What does it taste like: It has a flavor like stewed spinach, and both the vegetarian and the non-veg versions are equally tasty.
6. Spicy Chicken Chopsuey – Fijian-Chinese Fast-Food Dish
What is it: Due to the long-settled Chinese community in the Fiji Islands, there has been quite a lot of influence of their cuisine in Fijian foods. This Fiji style chicken chopsuey is one of them and has been famous in the island for quite some time now.
What does it taste like: This Fiji-Chinese menu is really tangy, and the addition of a lot of spices gives a dramatic flavor to the chicken. It tastes yummy when eaten hot with Chinese main-course dishes like noodles or fried rice, or just with some good drinks including Chinese rice wine.
7. Baigan Valo – Steamed Eggplant with Spicy Stuffing
What is it: Baigan Valo is a traditional Indo-Fijian fusion dish, with the very name of the dish suggesting so. ‘Baingan’, in Hindi language, means eggplant. The vegetable is actually cut into halves and then filled with a stuffing before steaming. Prior to serving, it is usually topped with coconut cream.
What does it taste like: When done, the dish might look a little messy, however, you just won’t believe how great the combination of eggplant can go so well with a simple spicy stuffing, unless you actually taste it.
8. Fijian Banana Cake – A Gourmet Dessert Dish
What is it: This dessert dish is also a common one, and your waiter won’t keep you waiting for long after a grand dinner if you place a late order since it takes a short time to get it ready! The baked dessert is often served with lots of tasty garnishes.
What does it taste like: The subtle, and probably the never-before combination of the flavors of banana, butter, and eggs, along with coconut milk, is simply superb.
9. Fish Suruwa – Fijian-Indian Fusion Curried Fish
What is it: Fish Suruwa has a direct Indian influence, and even the spices used, along with the technique of preparing it, is pro-Indian! It is usually eaten with rice as a main course dish and is often served in the popular big fat weddings celebrated in the island.
What does it taste like: The dish is very spicy, and the addition of a long line of spices and flavorings like the garam masala, coconut milk, cumin, cinnamon, etc. mixes wonderfully with the aroma of the sea fish.
10. Fijian Roti – An Accompaniment for Various Dishes
What is it: The Indian community in the island is large, and there have been several influences of the community’s food and culture. As the name of this dish suggests, this one is a Fijian version of ‘roti’ that originated in the Indian sub-continent and entered the Fijian cuisine many decades back. It is nothing but a flatbread cooked over an iron tava, eaten with many types of meals and curries.
What does it taste like: The bread, by itself, is quite tender, and adds a special taste to any kind of main-course item, especially when served hot. To enhance the taste, it is often smeared with butter before serving.

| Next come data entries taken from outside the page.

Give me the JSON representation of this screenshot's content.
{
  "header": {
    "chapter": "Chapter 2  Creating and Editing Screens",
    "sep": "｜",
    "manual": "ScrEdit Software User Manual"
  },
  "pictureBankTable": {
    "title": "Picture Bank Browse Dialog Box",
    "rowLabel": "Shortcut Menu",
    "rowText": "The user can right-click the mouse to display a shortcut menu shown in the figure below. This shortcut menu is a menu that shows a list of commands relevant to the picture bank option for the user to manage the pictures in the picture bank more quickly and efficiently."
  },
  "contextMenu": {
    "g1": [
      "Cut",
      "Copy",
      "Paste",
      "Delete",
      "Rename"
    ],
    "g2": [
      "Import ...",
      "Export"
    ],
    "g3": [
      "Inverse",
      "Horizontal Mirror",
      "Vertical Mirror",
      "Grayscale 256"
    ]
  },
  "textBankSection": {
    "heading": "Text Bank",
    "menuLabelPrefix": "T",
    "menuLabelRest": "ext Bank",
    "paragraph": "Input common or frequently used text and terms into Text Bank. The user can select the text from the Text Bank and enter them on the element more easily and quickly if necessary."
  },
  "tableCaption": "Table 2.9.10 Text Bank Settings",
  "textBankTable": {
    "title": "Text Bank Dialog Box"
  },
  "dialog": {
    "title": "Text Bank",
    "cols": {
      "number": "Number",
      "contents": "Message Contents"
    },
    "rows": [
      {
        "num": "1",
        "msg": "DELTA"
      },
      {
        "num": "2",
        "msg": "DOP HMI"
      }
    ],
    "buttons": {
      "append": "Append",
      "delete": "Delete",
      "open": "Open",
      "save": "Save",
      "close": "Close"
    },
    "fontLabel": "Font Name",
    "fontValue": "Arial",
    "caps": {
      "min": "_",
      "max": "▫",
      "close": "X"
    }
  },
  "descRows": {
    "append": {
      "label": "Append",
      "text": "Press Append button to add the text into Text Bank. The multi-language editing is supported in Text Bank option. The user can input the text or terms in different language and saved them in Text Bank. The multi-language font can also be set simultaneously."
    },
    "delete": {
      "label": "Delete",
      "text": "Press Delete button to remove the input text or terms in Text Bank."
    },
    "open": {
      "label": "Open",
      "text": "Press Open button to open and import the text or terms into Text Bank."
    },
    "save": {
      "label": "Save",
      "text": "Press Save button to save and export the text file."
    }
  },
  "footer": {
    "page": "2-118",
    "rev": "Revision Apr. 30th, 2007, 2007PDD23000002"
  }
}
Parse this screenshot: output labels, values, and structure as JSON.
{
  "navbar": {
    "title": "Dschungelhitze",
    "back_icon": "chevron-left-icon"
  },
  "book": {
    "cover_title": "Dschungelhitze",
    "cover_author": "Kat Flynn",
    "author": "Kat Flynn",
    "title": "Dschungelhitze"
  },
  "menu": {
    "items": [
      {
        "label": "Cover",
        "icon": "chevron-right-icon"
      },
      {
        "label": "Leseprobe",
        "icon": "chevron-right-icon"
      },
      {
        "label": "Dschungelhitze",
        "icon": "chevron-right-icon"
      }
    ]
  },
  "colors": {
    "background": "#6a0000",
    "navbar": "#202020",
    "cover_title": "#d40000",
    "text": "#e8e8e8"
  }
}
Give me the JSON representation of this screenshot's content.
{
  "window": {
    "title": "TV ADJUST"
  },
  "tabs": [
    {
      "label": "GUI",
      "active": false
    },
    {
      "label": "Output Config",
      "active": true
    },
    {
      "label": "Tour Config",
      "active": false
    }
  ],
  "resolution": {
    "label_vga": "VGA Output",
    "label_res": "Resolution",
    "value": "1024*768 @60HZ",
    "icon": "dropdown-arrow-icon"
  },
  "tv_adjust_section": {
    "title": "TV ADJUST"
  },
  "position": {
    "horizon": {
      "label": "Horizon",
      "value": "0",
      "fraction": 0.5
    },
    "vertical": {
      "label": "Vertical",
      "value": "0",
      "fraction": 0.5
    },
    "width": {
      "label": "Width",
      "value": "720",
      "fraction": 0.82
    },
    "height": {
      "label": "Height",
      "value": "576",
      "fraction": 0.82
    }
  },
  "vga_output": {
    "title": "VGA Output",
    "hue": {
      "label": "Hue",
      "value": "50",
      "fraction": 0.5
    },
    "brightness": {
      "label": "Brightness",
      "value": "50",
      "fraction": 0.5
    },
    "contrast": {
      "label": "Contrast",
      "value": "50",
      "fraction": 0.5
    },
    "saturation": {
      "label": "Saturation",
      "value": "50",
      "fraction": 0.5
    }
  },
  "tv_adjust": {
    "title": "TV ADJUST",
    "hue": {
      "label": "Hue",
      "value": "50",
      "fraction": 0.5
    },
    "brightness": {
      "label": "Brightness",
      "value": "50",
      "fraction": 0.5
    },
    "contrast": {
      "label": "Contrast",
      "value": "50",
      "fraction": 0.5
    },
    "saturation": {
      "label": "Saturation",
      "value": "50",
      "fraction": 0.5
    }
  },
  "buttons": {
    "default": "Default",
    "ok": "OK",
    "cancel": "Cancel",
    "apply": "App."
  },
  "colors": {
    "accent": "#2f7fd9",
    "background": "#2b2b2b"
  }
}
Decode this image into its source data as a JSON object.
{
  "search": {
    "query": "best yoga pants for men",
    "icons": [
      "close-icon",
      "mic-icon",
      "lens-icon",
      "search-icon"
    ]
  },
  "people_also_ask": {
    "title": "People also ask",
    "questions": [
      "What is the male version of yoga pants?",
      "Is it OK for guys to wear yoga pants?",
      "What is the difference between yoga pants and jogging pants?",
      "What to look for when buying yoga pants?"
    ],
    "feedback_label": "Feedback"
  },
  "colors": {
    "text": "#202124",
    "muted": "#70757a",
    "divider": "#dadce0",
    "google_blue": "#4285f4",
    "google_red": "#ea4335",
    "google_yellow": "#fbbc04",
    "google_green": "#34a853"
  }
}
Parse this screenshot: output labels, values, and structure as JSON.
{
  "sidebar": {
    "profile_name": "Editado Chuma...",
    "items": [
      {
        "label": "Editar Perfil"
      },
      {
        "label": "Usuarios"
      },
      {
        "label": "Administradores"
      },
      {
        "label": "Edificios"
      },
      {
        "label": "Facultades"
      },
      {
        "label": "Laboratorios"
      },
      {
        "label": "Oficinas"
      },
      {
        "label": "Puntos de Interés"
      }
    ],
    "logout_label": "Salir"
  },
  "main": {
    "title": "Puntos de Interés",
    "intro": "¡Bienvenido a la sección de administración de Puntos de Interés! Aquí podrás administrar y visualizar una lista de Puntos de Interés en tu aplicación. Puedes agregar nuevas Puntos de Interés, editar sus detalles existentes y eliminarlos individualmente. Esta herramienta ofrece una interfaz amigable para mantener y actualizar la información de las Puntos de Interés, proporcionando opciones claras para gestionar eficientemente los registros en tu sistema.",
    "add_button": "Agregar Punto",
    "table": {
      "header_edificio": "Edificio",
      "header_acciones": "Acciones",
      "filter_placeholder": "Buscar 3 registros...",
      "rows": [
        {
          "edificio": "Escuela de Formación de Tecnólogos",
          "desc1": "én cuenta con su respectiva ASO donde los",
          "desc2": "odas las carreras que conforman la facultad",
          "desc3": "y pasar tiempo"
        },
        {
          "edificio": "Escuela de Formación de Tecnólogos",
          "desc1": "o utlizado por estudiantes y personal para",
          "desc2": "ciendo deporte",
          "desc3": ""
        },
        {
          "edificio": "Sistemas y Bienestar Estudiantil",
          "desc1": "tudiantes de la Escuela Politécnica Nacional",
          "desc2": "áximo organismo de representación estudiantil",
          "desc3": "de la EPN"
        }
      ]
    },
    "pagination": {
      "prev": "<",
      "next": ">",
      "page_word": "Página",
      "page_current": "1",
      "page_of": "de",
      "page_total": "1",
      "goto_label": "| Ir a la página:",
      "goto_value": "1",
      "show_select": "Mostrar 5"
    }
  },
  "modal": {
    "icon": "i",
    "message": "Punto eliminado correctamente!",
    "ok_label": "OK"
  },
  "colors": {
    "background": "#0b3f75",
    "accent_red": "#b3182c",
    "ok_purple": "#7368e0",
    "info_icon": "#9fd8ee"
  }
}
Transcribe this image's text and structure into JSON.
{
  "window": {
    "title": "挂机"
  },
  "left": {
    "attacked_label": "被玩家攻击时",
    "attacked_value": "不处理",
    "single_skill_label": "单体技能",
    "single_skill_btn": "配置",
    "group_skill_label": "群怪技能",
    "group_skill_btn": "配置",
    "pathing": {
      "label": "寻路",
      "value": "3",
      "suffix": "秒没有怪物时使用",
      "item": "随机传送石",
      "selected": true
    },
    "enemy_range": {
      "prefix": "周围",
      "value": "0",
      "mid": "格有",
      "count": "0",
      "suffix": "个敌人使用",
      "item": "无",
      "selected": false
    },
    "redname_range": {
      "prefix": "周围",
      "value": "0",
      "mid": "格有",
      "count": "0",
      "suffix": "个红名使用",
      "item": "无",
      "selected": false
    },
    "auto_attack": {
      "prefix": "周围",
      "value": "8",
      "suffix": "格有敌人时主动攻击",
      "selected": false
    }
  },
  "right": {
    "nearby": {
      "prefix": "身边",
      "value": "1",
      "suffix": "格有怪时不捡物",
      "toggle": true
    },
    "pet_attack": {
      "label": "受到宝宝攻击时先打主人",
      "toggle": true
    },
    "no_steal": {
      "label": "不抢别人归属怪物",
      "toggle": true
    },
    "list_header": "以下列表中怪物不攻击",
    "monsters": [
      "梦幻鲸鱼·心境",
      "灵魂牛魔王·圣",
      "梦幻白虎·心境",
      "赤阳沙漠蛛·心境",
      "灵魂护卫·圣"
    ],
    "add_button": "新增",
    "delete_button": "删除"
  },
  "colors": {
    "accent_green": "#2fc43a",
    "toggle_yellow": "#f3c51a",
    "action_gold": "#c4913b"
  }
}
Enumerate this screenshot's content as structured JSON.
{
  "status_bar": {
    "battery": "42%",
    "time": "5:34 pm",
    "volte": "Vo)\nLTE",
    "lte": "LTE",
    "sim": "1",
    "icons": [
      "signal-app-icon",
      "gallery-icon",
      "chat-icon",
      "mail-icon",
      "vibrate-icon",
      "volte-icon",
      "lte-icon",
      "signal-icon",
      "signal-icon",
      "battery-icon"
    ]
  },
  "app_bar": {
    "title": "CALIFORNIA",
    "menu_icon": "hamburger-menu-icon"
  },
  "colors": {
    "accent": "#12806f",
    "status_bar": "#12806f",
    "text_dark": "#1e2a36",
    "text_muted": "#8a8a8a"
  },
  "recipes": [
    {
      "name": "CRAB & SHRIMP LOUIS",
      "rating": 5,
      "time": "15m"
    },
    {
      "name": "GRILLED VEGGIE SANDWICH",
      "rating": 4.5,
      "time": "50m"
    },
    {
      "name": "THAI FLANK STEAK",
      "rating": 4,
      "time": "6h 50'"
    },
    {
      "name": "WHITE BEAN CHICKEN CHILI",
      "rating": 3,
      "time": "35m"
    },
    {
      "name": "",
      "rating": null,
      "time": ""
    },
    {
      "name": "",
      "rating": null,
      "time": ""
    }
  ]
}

If you are a genuine food lover, you won’t give a second thought to pack your bags, and rush to the island to get the authentic taste of Fijian cuisine! Don’t forget to check out the rest of the menu at the restaurants as there are numerous other delicacies you can’t afford to miss.